Reverend Bill Owens:

On his reaction to the news:
"My reaction is a little frustrated and my focus are children, there's no way that a man can be a mother to a child, there's no way a lady can be a father for a child...I think what is happening in our society as in Roe Wade, we're overlooking the child, we're overlooking the helpless, and it's adults getting what they want, what they feel."

On what's next for his group:
"We will still aggressively fight this. It's not over with, by a long shot we will aggressively organize and work with other organizations with like minds and we'll move forward to watch out for our children and to watch out for the future of society. No society has prevailed when they went down this road.
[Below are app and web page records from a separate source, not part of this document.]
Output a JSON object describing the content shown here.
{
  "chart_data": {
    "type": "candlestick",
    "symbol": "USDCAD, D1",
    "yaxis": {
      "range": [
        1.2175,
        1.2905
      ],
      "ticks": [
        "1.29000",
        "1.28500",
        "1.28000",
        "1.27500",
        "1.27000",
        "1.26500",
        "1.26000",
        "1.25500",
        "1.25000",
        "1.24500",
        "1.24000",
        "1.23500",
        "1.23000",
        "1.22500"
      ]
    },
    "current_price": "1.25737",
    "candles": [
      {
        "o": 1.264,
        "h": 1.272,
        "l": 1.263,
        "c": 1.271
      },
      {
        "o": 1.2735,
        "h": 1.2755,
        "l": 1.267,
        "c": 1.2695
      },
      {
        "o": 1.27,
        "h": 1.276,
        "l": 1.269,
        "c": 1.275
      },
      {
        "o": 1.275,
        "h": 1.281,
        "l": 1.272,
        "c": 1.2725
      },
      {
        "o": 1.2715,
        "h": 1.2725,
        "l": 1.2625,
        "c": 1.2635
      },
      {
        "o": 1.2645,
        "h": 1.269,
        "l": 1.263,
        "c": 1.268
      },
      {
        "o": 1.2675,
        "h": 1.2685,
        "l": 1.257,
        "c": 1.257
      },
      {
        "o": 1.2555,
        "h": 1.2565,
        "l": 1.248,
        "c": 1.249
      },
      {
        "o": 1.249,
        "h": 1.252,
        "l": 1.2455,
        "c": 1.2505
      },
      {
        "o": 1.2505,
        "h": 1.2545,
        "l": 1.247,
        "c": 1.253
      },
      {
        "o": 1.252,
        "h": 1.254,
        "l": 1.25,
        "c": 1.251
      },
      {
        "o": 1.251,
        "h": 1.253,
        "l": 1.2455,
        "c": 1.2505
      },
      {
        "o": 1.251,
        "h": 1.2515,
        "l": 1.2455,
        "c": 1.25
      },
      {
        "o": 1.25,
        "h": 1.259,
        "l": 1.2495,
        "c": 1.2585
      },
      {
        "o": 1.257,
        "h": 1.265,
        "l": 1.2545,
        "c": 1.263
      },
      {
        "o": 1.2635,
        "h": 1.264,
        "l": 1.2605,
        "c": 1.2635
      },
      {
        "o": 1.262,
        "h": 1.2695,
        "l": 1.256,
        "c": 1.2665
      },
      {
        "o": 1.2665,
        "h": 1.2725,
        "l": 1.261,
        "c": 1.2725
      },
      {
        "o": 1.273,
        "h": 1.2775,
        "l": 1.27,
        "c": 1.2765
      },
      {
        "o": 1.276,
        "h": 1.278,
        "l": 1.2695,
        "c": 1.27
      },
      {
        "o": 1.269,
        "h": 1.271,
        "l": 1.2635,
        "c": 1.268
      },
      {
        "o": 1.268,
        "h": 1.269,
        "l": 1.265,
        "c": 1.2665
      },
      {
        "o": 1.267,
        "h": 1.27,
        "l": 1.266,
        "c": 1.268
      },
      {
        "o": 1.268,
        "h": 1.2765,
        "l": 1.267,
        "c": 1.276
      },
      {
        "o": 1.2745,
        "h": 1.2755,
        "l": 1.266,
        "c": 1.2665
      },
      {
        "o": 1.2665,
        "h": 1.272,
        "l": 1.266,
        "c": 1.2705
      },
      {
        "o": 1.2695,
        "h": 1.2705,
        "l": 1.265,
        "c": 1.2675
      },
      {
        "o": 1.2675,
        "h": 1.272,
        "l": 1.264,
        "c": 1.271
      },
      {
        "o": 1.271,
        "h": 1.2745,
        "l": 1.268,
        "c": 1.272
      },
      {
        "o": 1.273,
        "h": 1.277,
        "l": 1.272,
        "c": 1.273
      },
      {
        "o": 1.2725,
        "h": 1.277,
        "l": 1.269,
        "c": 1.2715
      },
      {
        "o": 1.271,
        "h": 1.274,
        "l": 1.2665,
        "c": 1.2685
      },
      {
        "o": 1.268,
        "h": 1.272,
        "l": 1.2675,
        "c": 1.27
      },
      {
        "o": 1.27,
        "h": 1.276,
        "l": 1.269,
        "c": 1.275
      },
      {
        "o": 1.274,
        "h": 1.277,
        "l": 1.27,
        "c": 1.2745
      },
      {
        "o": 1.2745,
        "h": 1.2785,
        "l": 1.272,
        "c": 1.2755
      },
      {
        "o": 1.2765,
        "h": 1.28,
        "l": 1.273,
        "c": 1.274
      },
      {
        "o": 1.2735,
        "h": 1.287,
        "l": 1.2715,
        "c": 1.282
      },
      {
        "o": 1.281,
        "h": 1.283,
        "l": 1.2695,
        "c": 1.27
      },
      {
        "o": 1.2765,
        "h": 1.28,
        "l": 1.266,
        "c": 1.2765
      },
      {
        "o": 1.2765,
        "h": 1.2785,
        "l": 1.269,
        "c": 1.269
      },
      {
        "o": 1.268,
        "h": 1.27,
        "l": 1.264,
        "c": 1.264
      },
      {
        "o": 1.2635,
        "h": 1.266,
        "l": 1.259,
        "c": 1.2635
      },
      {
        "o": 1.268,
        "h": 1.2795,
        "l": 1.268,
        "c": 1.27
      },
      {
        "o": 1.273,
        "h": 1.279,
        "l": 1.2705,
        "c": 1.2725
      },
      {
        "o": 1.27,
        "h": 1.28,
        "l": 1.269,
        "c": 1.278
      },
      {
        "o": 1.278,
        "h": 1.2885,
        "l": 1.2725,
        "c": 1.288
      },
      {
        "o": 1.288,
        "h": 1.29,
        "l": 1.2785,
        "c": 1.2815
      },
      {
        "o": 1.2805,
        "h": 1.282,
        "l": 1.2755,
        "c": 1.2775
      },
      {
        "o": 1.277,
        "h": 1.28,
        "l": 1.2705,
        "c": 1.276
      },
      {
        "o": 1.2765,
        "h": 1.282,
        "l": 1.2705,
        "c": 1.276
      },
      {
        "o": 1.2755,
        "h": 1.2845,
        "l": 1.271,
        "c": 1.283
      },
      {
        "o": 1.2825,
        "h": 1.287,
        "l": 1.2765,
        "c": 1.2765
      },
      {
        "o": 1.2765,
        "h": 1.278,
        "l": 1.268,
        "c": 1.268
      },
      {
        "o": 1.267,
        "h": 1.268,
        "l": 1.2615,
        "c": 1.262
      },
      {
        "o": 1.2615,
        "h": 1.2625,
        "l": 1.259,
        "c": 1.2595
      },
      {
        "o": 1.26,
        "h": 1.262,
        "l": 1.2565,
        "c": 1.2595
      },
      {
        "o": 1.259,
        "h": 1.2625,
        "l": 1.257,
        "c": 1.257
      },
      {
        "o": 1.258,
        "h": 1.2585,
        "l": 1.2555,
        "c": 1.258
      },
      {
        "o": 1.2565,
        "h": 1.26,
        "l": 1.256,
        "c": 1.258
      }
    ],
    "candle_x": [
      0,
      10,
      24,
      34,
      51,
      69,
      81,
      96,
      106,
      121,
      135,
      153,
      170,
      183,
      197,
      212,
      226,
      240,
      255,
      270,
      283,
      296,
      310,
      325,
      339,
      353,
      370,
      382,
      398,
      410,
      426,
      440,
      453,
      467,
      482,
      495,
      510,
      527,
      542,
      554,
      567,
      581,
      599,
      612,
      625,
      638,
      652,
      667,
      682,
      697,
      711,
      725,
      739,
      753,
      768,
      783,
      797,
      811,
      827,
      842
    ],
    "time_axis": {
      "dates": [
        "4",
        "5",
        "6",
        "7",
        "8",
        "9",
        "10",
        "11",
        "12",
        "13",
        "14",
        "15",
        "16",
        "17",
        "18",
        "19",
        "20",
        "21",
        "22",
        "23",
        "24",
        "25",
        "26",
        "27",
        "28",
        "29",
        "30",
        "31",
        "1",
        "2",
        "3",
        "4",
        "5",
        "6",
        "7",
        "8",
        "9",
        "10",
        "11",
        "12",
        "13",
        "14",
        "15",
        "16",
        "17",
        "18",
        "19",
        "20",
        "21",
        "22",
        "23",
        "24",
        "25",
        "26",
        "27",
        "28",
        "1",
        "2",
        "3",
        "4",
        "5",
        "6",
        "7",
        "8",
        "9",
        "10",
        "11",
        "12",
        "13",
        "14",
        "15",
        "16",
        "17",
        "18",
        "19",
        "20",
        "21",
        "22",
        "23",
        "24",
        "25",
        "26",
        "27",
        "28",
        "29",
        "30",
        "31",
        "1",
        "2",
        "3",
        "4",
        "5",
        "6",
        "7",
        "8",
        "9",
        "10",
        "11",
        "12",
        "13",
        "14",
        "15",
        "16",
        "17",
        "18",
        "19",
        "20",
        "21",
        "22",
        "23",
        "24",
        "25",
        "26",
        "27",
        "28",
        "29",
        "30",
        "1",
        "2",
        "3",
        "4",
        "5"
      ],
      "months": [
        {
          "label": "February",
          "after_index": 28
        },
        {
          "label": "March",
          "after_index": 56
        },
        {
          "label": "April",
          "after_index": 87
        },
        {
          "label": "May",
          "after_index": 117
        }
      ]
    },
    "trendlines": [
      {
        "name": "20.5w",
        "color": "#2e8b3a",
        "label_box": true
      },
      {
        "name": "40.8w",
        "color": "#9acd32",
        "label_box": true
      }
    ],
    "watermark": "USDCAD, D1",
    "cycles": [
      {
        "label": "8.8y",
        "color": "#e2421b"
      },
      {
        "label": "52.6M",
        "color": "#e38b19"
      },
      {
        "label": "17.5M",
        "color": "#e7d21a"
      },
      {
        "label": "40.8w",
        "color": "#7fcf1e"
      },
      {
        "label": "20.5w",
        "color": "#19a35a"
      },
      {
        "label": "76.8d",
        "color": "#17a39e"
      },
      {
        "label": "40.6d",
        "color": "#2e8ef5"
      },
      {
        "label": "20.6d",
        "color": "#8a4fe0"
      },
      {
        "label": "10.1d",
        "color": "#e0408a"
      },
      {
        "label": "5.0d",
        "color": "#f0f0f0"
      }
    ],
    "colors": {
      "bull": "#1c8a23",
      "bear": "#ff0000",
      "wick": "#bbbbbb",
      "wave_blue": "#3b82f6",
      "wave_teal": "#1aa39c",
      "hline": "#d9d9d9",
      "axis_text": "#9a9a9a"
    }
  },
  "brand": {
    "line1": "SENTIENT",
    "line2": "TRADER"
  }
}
It becomes a device of the society, its all about what I want, what I feel, what is good for me. We have no ill will toward anybody, we love everybody, some of my friends are homosexuals, but I don't condone homosexual marriage."

On how he views marriage in the religious context:
"I do have a religious component, but there's a psychological and sociological component. I could leave the religion part out. I would have the same conclusion that a child has a right to a mother and a daddy. We're destroying our society and the future of our children, and moreso the African-American community."

On his view on whether gay marriage is a civil right:
"This is not a civil right, I think this is a civil wrong. What the homosexual community did is they highjacked the civil rights movement. Even foreigners who are not citizens talk about their civil rights. What are civil rights? Blacks in this country suffered for 200 years and we just wanted the right to vote, to go to school, to get a good job, and we didn't have those rights. A man is made for a woman and a woman for a man. I just don't see the comparison. It's what they want, its what they desire."